Most new achievements in artificial intelligence (AI) require very large neural networks. They consist of hundreds of millions of neurons arranged in several hundred layers, i.e. they have very "deep" network structures. These large, deep neural networks consume a lot of energy in the computer. Those neural networks that are used in image classification (e.g. face and object recognition) are particularly energy-intensive, since they have to send very many numerical values from one neuron layer to the next with great accuracy in each time cycle.
Computer scientist Wolfgang Maass, together with his PhD student Christoph Stöckl, has now found a design method for artificial neural networks that paves the way for energy-efficient high-performance AI hardware (e.g. chips for driver assistance systems, smartphones and other mobile devices). The two researchers from the Institute of Theoretical Computer Science at Graz University of Technology (TU Graz) have optimized artificial neuronal networks in computer simulations for image classification in such a way that the neurons – similar to neurons in the brain – only need to send out signals relatively rarely and those that they do are very simple.

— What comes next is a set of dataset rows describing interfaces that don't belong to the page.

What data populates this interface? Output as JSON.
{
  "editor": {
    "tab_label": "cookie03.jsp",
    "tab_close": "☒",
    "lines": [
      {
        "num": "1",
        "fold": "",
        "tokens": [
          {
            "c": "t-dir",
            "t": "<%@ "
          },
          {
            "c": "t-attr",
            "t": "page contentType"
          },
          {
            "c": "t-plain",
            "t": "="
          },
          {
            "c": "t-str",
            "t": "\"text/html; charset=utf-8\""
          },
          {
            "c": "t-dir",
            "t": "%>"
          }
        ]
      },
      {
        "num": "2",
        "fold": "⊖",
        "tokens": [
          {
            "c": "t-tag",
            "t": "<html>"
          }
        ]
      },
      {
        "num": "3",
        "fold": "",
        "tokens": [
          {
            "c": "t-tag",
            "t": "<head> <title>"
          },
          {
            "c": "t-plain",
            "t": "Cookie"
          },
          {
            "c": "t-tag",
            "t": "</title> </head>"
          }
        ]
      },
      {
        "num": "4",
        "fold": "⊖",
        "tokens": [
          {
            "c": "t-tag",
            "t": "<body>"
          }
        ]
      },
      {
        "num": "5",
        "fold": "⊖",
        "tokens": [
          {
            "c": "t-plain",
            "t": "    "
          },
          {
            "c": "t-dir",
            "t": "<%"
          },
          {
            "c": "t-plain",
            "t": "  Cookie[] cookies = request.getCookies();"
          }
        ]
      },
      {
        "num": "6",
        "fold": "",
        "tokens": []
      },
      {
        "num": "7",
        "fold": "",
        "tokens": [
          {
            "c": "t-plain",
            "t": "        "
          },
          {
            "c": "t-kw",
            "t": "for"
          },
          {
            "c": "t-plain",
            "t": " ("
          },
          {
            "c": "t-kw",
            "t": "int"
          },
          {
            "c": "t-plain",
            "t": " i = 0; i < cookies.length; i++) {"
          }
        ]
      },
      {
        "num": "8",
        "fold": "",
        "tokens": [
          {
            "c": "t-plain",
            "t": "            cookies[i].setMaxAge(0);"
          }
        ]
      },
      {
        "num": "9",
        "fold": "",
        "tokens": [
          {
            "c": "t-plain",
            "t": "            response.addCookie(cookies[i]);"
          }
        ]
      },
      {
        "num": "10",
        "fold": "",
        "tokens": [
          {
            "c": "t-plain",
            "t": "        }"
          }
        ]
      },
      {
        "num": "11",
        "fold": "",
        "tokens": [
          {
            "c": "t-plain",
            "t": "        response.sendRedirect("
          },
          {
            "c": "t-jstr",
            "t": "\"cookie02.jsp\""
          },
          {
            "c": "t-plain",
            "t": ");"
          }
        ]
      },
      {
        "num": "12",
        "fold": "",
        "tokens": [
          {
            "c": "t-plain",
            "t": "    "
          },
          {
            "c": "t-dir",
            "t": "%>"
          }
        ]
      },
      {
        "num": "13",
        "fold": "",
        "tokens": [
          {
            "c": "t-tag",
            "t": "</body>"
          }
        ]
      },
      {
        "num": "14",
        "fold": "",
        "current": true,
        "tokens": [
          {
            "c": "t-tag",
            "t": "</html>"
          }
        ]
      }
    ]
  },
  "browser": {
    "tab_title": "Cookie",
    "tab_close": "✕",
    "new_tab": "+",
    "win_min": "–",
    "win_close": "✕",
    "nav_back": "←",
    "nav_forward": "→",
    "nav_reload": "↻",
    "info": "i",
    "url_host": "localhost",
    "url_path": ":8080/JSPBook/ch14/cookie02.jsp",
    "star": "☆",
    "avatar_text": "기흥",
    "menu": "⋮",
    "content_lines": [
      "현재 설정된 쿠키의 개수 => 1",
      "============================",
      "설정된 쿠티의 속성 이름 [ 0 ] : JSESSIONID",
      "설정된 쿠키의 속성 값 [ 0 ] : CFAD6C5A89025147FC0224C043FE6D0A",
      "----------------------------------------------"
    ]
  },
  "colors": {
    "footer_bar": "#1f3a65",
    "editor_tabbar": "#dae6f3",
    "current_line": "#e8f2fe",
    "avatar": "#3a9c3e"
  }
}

The proven classification accuracy of images with this design is nevertheless very close to the current state of the art of current image classification tools.
Information processing in the human brain as a paradigm
Maass and Stöckl were inspired by the way the human brain works. It processes several trillion computing operations per second, but only requires about 20 watts. This low energy consumption is made possible by inter-neuronal communication by means of very simple electrical impulses, so-called spikes. The information is thereby encoded not only by the number of spikes, but also by their time-varying patterns. "You can think of it like Morse code. The pauses between the signals also transmit information," Maass explains.
Conversion method for trained artificial neural networks
That spike-based hardware can reduce the energy consumption of neural network applications is not new. However, so far this could not be realized for the very deep and large neural networks that are needed for really good image classification.
In the design method of Maass and Stöckl, the transmission of information now depends not only on how many spikes a neuron sends out, but also on when the neuron sends out these spikes. The time or the temporal intervals between the spikes practically encode themselves and can therefore transmit a great deal of additional information. "We show that with just a few spikes – an average of two in our simulations – as much information can be conveyed between processors as in more energy-intensive hardware," Maass said.
With their results, the two computer scientists from TU Graz provide a new approach for hardware that combines few spikes and thus low energy consumption with state-of-the-art performances of AI applications. The findings could dramatically accelerate the development of energy-efficient AI applications and are described in the journal Nature Machine Intelligence.
This research work is anchored in the Fields of Expertise "Human and Biotechnology" and "Information, Communication & Computing", two of the five Fields of Expertise of TU Graz. It was funded by the European Human Brain Project, which combines neuroscience, medicine and the development of brain-inspired technologies.
The researchers at the Institute for the Theoretical Computer Science have also recently attracted attention with other research successes on a new learning algorithm and a biological programming language.